In addition to the different score levels, students received a “performance indicator” for each area of knowledge and skills within a subject. This offers a general indication of the students’ strengths and weaknesses in their learning within each subject area.

Brisson said long-term, the results of this year’s SBA will be analyzed deeper.

“One of the undertakings we will do is take a look at how this assessment data matches other data sources we have,” said Brisson. “We have a lot of data from local assessments—we want to do some comparative analysis.”

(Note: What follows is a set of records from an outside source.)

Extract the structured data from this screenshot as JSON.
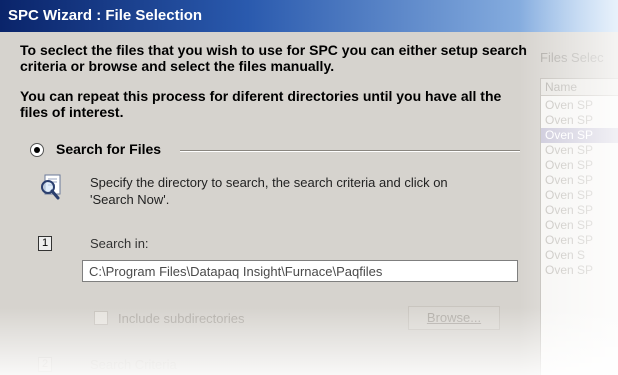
{
  "window": {
    "title": "SPC Wizard : File Selection"
  },
  "intro": {
    "line1": "To seclect the files that you wish to use for SPC you can either setup search criteria or browse and select the files manually.",
    "line2": "You can repeat this process for diferent directories until you have all the files of interest."
  },
  "search_section": {
    "radio_label": "Search for Files",
    "selected": true
  },
  "search_instruction": "Specify the directory to search, the search criteria and click on 'Search Now'.",
  "step1": {
    "number": "1",
    "label": "Search in:"
  },
  "search_path": {
    "value": "C:\\Program Files\\Datapaq Insight\\Furnace\\Paqfiles"
  },
  "include_subdirectories": {
    "label": "Include subdirectories",
    "checked": false
  },
  "browse_button": {
    "label": "Browse..."
  },
  "step2": {
    "number": "2",
    "label": "Search Criteria"
  },
  "files_panel": {
    "label": "Files Selec",
    "column_header": "Name",
    "items": [
      "Oven SP",
      "Oven SP",
      "Oven SP",
      "Oven SP",
      "Oven SP",
      "Oven SP",
      "Oven SP",
      "Oven SP",
      "Oven SP",
      "Oven SP",
      "Oven S",
      "Oven SP"
    ],
    "selected_index": 2
  },
  "colors": {
    "title_bar": "#0a246a",
    "window_bg": "#d6d3ce",
    "selection": "#c9c6d8"
  }
}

Solek said this year’s results reveal achievement gaps among high-need students’ performance when compared to their peers. She said a large number of these students attend a school included in the Alliance District program, which serves as a targeted investment in the state’s lowest-performing school districts, according to the Connecticut State Department of Education’s website. Alliance districts serve over a total of 200,000 students in more than 400 schools. Bristol has been identified as an Alliance District.

Out of all the high-need students in the state, 30.6 percent are meeting or exceeding the achievement standards, which would be Level 3 in language arts, said Solek. In comparison, 74.9 percent of all high-need students’ peers are meeting or exceeding those achievement standards. In math, 16.4 percent of high-needs students statewide are meeting or exceeding the achievement standards at Level 3, while 57 percent of high-needs students’ peers have met or exceeded those standards.

“The Connecticut State Department of Education will work closely with us and will be refreshing the state’s guidelines for scientific research-based interventions,” said Solek.